Cloak — an upper garment, “an exterior tunic, wide and long, reaching to the ankles, but without sleeves” (Isa. 59:17). The word so rendered is elsewhere rendered “robe” or “mantle.” It was worn by the high priest under the ephod (Ex. 28:31), by kings and others of rank (1 Sam. 15:27; Job 1:20; 2:12), and by women (2 Sam. 13:18).
The word translated “cloke”, i.e., outer garment, in Matt. 5:40 is in its plural form used of garments in general (Matt. 17:2; 26:65). The cloak mentioned here and in Luke 6:29 was the Greek himation, Latin pallium, and consisted of a large square piece of wollen cloth fastened round the shoulders, like the abba of the Arabs. This could be taken by a creditor (Ex. 22:26,27), but the coat or tunic (Gr. chiton) mentioned in Matt. 5:40 could not.

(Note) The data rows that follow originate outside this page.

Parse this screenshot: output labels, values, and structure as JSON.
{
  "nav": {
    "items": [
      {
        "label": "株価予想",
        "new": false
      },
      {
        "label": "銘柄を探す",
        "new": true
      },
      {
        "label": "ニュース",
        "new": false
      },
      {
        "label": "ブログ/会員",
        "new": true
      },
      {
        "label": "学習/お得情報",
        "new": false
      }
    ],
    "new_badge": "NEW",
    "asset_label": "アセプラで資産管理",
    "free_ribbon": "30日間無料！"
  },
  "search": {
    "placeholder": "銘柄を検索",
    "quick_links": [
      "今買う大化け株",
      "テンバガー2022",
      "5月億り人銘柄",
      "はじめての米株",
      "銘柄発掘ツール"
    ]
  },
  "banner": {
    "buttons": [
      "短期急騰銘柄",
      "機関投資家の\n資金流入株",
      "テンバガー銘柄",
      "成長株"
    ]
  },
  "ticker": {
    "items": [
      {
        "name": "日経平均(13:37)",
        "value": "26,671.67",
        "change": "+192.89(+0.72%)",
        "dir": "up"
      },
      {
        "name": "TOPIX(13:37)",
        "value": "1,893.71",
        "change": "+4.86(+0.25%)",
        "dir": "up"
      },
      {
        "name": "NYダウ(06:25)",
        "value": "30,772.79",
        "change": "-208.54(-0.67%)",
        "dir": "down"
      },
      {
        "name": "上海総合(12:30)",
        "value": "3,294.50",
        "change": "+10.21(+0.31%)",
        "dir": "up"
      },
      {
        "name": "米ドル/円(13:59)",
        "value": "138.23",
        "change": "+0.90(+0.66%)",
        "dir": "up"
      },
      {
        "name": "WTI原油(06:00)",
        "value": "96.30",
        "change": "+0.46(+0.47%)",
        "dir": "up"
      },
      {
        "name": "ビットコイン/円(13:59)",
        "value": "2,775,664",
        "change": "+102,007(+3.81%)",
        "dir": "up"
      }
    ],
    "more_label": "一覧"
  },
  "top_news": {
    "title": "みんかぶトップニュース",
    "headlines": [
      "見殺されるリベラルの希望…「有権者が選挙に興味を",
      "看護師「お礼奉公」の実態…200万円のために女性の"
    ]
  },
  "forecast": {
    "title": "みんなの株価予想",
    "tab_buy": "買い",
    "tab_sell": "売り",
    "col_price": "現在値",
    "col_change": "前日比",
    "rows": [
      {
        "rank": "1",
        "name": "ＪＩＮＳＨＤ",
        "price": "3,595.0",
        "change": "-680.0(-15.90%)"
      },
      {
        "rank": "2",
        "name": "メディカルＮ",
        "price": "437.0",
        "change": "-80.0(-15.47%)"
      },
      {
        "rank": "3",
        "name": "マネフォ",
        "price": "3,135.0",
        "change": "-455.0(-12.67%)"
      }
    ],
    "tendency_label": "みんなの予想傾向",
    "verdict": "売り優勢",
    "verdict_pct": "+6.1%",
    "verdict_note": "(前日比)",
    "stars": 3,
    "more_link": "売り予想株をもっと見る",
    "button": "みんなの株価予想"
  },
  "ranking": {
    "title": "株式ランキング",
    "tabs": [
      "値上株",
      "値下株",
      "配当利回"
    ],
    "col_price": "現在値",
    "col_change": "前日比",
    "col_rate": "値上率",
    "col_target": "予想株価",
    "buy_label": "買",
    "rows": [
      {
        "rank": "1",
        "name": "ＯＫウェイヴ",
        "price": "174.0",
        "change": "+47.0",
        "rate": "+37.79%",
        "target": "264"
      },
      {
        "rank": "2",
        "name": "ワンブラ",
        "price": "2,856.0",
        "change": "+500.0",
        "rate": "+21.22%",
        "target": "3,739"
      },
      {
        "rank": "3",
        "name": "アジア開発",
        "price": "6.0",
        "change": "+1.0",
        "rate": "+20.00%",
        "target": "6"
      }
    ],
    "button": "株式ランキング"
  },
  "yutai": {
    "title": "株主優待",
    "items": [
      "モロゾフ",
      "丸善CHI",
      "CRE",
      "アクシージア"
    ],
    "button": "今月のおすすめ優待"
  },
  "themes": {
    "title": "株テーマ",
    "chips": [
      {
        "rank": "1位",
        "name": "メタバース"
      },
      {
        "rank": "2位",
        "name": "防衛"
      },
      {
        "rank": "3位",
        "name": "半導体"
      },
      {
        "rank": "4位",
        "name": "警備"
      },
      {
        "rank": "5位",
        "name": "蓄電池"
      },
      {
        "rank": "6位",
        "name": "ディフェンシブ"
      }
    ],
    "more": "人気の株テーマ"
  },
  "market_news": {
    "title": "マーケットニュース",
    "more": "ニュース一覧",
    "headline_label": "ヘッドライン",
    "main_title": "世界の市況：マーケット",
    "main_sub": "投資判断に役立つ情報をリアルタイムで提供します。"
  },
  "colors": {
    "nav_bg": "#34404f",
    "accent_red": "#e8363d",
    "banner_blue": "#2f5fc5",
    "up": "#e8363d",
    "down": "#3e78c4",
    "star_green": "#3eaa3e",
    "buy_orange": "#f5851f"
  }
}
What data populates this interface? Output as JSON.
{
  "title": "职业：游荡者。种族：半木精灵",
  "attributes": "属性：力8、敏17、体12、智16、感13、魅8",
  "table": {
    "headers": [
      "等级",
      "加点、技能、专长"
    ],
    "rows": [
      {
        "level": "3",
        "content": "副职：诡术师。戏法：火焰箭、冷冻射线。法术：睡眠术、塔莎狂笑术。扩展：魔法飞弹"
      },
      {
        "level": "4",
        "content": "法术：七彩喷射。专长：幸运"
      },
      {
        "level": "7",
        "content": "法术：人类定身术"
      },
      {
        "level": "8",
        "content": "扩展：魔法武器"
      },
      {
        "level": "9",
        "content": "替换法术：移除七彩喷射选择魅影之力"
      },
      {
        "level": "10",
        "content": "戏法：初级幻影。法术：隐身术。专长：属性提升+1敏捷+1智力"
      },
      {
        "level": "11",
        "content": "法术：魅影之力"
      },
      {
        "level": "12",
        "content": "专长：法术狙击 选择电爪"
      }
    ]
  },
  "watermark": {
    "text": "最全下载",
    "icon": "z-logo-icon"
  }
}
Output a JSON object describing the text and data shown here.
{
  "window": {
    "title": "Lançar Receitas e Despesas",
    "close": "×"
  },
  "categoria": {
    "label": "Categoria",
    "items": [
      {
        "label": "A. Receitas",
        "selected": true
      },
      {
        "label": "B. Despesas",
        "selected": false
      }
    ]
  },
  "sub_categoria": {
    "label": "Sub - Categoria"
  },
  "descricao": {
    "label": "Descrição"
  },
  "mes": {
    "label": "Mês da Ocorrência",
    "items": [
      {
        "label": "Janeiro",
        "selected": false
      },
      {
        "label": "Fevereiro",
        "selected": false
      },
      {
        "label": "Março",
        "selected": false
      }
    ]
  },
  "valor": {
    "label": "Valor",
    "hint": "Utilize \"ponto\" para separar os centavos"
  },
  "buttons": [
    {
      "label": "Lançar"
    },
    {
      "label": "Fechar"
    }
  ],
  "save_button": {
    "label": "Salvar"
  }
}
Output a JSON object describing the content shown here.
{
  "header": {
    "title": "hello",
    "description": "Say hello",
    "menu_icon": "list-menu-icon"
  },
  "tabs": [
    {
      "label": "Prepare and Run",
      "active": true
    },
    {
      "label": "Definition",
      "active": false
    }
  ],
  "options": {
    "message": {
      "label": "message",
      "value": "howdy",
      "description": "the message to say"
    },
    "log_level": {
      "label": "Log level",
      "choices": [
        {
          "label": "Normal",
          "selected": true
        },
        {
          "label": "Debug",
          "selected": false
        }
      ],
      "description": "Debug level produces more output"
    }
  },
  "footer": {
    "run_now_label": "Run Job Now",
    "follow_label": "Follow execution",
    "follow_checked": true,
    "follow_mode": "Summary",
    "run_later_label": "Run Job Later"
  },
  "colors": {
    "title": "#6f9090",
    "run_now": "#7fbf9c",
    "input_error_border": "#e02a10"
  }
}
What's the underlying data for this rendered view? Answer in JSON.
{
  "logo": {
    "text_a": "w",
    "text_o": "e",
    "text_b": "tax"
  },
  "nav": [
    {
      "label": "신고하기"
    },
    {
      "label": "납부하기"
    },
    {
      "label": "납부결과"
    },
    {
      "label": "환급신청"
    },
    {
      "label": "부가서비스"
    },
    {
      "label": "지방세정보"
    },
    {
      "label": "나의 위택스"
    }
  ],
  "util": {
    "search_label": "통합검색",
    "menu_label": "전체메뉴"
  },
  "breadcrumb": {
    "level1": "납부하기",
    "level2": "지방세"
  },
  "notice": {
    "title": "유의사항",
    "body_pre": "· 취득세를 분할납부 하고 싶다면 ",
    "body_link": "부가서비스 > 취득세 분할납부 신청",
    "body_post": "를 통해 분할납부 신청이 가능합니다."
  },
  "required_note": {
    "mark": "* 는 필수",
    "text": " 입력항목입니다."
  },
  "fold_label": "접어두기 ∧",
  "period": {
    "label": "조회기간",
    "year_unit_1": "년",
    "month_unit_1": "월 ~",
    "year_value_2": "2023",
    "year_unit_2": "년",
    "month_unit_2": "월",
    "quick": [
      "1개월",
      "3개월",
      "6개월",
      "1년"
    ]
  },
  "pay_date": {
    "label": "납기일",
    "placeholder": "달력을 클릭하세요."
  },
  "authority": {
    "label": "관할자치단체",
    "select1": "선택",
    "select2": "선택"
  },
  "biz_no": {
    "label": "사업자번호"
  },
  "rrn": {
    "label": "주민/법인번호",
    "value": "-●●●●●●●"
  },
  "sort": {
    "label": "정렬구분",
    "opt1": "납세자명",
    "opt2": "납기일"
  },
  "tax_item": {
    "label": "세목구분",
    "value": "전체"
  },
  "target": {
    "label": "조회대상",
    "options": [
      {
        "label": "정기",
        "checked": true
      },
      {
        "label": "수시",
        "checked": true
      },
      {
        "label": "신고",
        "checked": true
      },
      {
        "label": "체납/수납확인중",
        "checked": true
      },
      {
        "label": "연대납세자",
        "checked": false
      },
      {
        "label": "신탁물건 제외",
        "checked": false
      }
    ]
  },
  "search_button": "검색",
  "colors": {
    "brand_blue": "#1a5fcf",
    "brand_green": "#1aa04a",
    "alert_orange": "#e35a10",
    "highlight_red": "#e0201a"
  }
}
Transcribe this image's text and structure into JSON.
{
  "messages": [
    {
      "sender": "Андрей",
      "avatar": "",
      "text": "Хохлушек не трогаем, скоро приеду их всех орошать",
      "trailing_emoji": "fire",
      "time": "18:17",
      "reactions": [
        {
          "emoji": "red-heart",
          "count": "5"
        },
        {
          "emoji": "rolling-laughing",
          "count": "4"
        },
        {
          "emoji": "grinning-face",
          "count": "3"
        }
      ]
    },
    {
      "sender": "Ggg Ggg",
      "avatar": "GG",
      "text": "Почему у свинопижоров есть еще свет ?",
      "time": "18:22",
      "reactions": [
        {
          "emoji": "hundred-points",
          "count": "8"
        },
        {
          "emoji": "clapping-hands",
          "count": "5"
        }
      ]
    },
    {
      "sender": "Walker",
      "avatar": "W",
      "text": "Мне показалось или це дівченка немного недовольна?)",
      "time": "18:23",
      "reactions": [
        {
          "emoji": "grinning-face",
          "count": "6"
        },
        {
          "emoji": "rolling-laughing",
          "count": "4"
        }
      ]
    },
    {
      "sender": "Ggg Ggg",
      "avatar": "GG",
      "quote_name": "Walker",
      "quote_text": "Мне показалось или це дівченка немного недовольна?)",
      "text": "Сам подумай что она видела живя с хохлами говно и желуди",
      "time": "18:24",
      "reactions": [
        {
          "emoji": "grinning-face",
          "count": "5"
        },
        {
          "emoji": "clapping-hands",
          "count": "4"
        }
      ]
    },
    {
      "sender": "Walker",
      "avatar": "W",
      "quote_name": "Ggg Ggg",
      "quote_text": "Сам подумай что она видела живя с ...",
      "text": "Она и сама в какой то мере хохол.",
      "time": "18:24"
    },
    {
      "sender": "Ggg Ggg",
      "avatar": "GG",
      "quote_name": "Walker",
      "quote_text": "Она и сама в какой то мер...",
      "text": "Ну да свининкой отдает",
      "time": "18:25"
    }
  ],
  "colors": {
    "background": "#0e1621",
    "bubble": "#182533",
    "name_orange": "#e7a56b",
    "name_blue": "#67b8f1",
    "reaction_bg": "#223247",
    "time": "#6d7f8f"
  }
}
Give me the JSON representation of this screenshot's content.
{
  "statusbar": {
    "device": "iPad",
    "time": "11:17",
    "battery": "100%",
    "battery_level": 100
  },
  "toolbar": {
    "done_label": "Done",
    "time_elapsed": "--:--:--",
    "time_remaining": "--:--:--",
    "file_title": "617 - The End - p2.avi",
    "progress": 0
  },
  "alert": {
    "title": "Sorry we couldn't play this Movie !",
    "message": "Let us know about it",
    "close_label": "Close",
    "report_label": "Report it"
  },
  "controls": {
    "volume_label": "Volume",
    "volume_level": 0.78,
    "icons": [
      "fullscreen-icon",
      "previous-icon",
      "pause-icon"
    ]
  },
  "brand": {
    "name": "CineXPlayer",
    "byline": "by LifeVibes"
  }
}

The cloak which Paul “left at Troas” (2 Tim. 4:13) was the Roman paenula, a thick upper garment used chiefly in travelling as a protection from the weather. Some, however, have supposed that what Paul meant was a travelling-bag. In the Syriac version the word used means a bookcase. (See DRESS.)